What to do if you think your baby has colic

Crying is a normal part of development in babies, but when babies cry a lot, it is often referred to as ‘colic’. Colic might start a few days or a few weeks after birth, and is characterised by crying that happens often and for long periods, as well as fussing during or after feeds. It can be incredibly upsetting and frustrating for the parent, but please be rest assured that it’s nothing to do with you. The most confident and calm parent can have a baby who cries a lot.

On average, healthy newborn babies cry and fuss for three hours a day, sometimes longer. Crying usually peaks around six weeks of age, and then gradually lessens as they grow. You might find that it happens more during the afternoon and evening, but this can vary each day. It’s only natural for you to worry about your baby’s crying, so let’s look at what to do if you think your baby has colic.

What to do if you think your baby has colic

Is your baby spending long periods grizzling or crying loudly, perhaps drawing their legs up as if in pain? Or do they appear to be hungry soon after a feed, or alternatively, are they fussing at the breast or bottle? Does nothing you do seem to make a difference when you try to settle or calm your baby in this state?

If you answered yes to any of these questions, here is what you can do:

  1. Take your baby to your GP for a check-up.The first step is to ensure there’s nothing physically wrong. Finding out that there’s no underlying medical conditions causing the crying can be incredibly comforting.
  2. See your maternal and child health nurse. Your nurse can watch your feeding technique, or refer you to a lactation consultant, and let you know about programs that might be able to help you with settling.
  3. Make some time to care for yourself. Trying to look after a baby, yourself, other family members, and a home is too much right now. If you’re feeling stressed from doing too much (particularly on very little sleep), everyone will suffer.
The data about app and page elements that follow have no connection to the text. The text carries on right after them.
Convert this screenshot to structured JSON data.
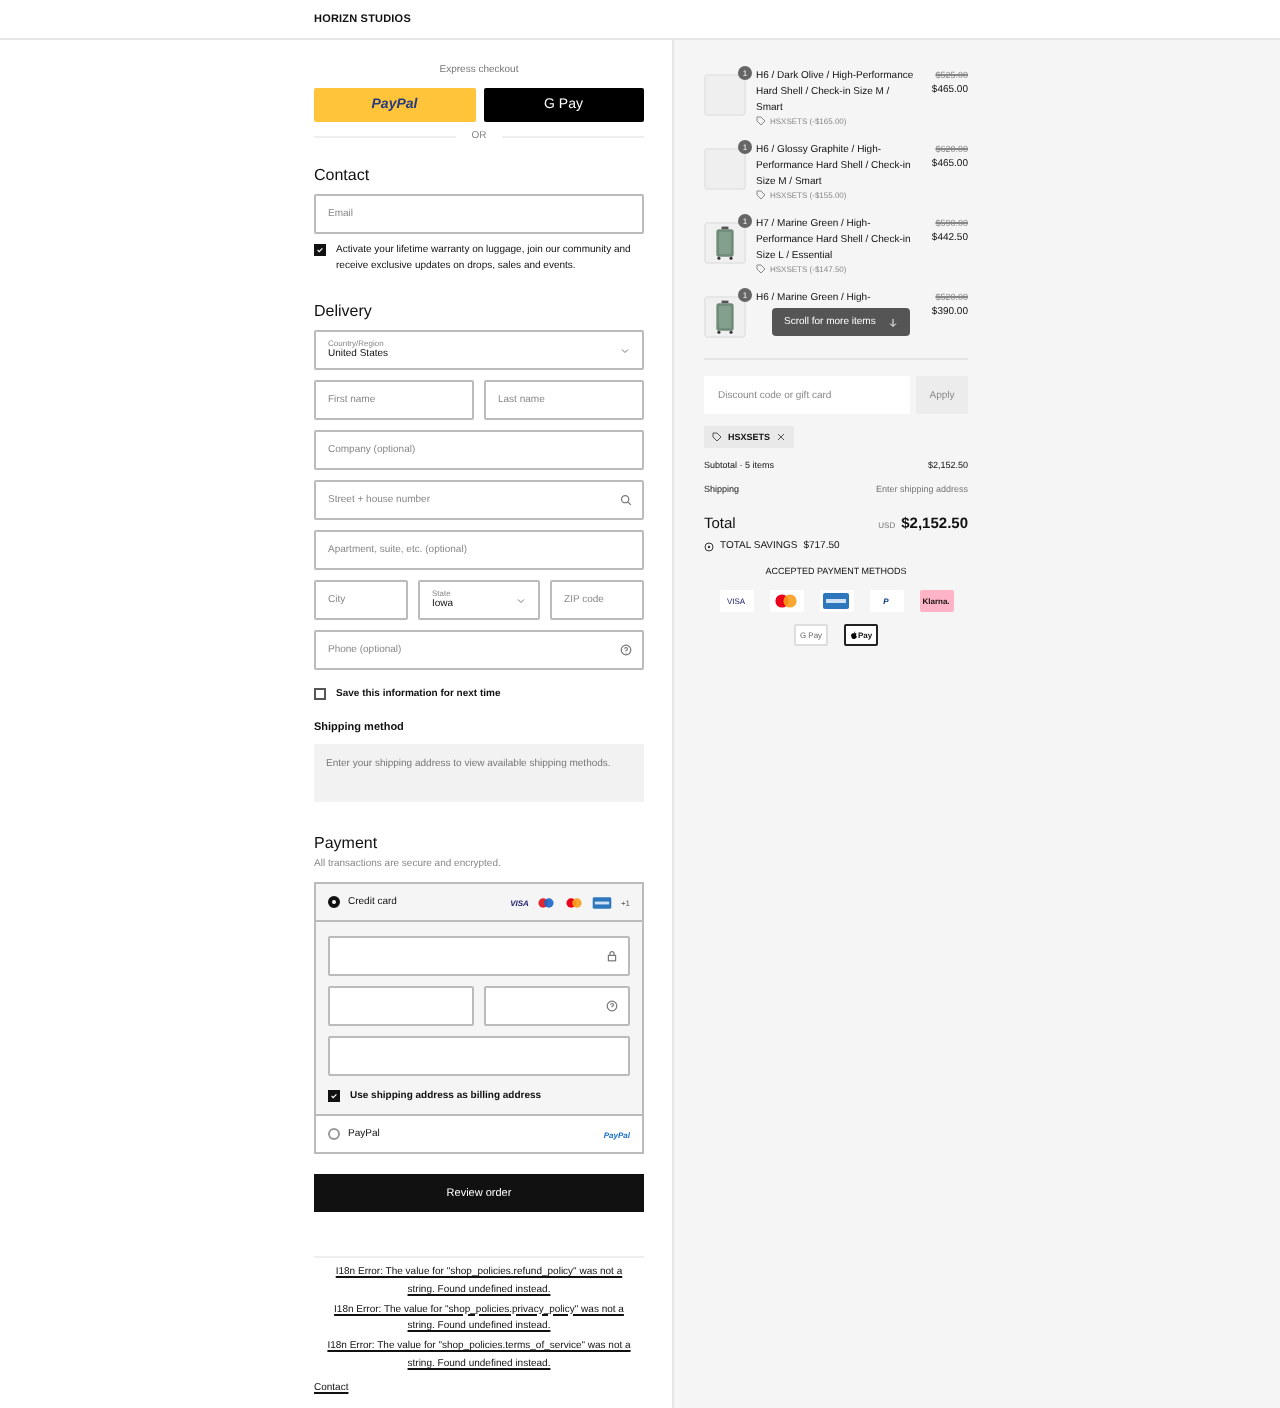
{
  "header": {
    "brand": "HORIZN STUDIOS"
  },
  "express": {
    "label": "Express checkout",
    "buttons": [
      {
        "kind": "paypal",
        "label": "PayPal"
      },
      {
        "kind": "gpay",
        "label": "G Pay"
      }
    ],
    "divider": "OR"
  },
  "contact": {
    "title": "Contact",
    "email": {
      "placeholder": "Email"
    },
    "marketing": {
      "label": "Activate your lifetime warranty on luggage, join our community and receive exclusive updates on drops, sales and events.",
      "checked": true
    }
  },
  "delivery": {
    "title": "Delivery",
    "rows": [
      [
        {
          "kind": "select",
          "label": "Country/Region",
          "value": "United States"
        }
      ],
      [
        {
          "kind": "text",
          "placeholder": "First name"
        },
        {
          "kind": "text",
          "placeholder": "Last name"
        }
      ],
      [
        {
          "kind": "text",
          "placeholder": "Company (optional)"
        }
      ],
      [
        {
          "kind": "address",
          "placeholder": "Street + house number"
        }
      ],
      [
        {
          "kind": "text",
          "placeholder": "Apartment, suite, etc. (optional)"
        }
      ],
      [
        {
          "kind": "text",
          "placeholder": "City"
        },
        {
          "kind": "select",
          "label": "State",
          "value": "Iowa"
        },
        {
          "kind": "text",
          "placeholder": "ZIP code"
        }
      ],
      [
        {
          "kind": "phone",
          "placeholder": "Phone (optional)"
        }
      ]
    ],
    "save": {
      "label": "Save this information for next time",
      "checked": false
    }
  },
  "shipping_method": {
    "title": "Shipping method",
    "note": "Enter your shipping address to view available shipping methods."
  },
  "payment": {
    "title": "Payment",
    "subtitle": "All transactions are secure and encrypted.",
    "methods": [
      {
        "kind": "card",
        "label": "Credit card",
        "selected": true,
        "cards": [
          {
            "kind": "visa",
            "label": "VISA"
          },
          {
            "kind": "maestro"
          },
          {
            "kind": "mastercard"
          },
          {
            "kind": "amex"
          }
        ],
        "more": "+1",
        "billing": {
          "label": "Use shipping address as billing address",
          "checked": true
        }
      },
      {
        "kind": "paypal",
        "label": "PayPal",
        "selected": false,
        "logo": "PayPal"
      }
    ]
  },
  "review_button": "Review order",
  "footer_links": [
    "I18n Error: The value for \"shop_policies.refund_policy\" was not a string. Found undefined instead.",
    "I18n Error: The value for \"shop_policies.privacy_policy\" was not a string. Found undefined instead.",
    "I18n Error: The value for \"shop_policies.terms_of_service\" was not a string. Found undefined instead.",
    "Contact"
  ],
  "summary": {
    "items": [
      {
        "quantity": "1",
        "title": "H6 / Dark Olive / High-Performance Hard Shell / Check-in Size M / Smart",
        "discount": "HSXSETS (-$165.00)",
        "old_price": "$525.00",
        "price": "$465.00"
      },
      {
        "quantity": "1",
        "title": "H6 / Glossy Graphite / High-Performance Hard Shell / Check-in Size M / Smart",
        "discount": "HSXSETS (-$155.00)",
        "old_price": "$620.00",
        "price": "$465.00"
      },
      {
        "kind": "picture",
        "quantity": "1",
        "title": "H7 / Marine Green / High-Performance Hard Shell / Check-in Size L / Essential",
        "discount": "HSXSETS (-$147.50)",
        "old_price": "$590.00",
        "price": "$442.50"
      },
      {
        "kind": "picture",
        "quantity": "1",
        "title": "H6 / Marine Green / High-",
        "old_price": "$520.00",
        "price": "$390.00"
      }
    ],
    "scroll_hint": "Scroll for more items",
    "discount_field": {
      "placeholder": "Discount code or gift card",
      "button": "Apply"
    },
    "applied_code": "HSXSETS",
    "subtotal": {
      "label": "Subtotal · 5 items",
      "value": "$2,152.50"
    },
    "shipping": {
      "label": "Shipping",
      "value": "Enter shipping address"
    },
    "total": {
      "label": "Total",
      "currency": "USD",
      "value": "$2,152.50"
    },
    "savings": {
      "label": "TOTAL SAVINGS",
      "value": "$717.50"
    },
    "accepted": {
      "title": "ACCEPTED PAYMENT METHODS",
      "methods": [
        {
          "kind": "visa",
          "label": "VISA"
        },
        {
          "kind": "mastercard"
        },
        {
          "kind": "amex"
        },
        {
          "kind": "paypal",
          "label": "P"
        },
        {
          "kind": "klarna",
          "label": "Klarna."
        },
        {
          "kind": "gpay",
          "label": "G Pay"
        },
        {
          "kind": "applepay",
          "label": "Pay"
        }
      ]
    }
  }
}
Read how self-care doesn’t have to be so complicated.
  4. Keep your baby close to you. Gently rock or hold your baby in your arms, sling, or baby carrier. Small babies need a lot of warmth and security. Swaddling your baby in warm clothes and holding them against the steady soothing rhythm of a parent’s heartbeat can sometimes calm the baby’s discomfort or distress.
  5. Reduce stimulation. When they’re unsettled at home, dim the lights, turn off the TV, play soft music or white noise, and take deep breaths to try to calm yourself. Have a warm bath together, or give a soothing baby massage. Some babies can get overstimulated quite quickly.
  6. Take probiotic supplements. If your breastfed baby has colic, it could help to use the probiotic Lactobacillus reuteri. Probiotics are live bacteria that can help to keep the digestive system healthy. If you’d like to try these drops, it’s a good idea to discuss it with your GP, lactation consultant, or nurse.
  7. Sucking can soothe and settle. Breastfed babies seek the breast for comfort as much as for hunger or thirst. A bottle-fed baby may seek comfort sucking and a dummy can help. Both breastfed and bottle-fed newborn babies should be fed on demand (ensuring not to overfeed, which can lead to further feelings of discomfort).
  8. Reduce overtiredness. An overtired baby is unsettled, cranky, and much harder to get to sleep. This is why awake times are an important consideration. If you want your baby to be calm, cry less, and sleep better, keep one eye on your baby and one eye on the clock.

Experiment to see which strategies work for your baby, but you’ll probably discover that what works one day doesn’t always work the next. We still don’t know much about what causes colic, but it can help to see this fourth trimester from your baby’s perspective, and be assured that this phase will pass. In saying that, it can be physically and emotionally exhausting, so if you’re not coping, please seek support from your GP, maternal and child health nurse, mother’s group, and ask for help from friends and family.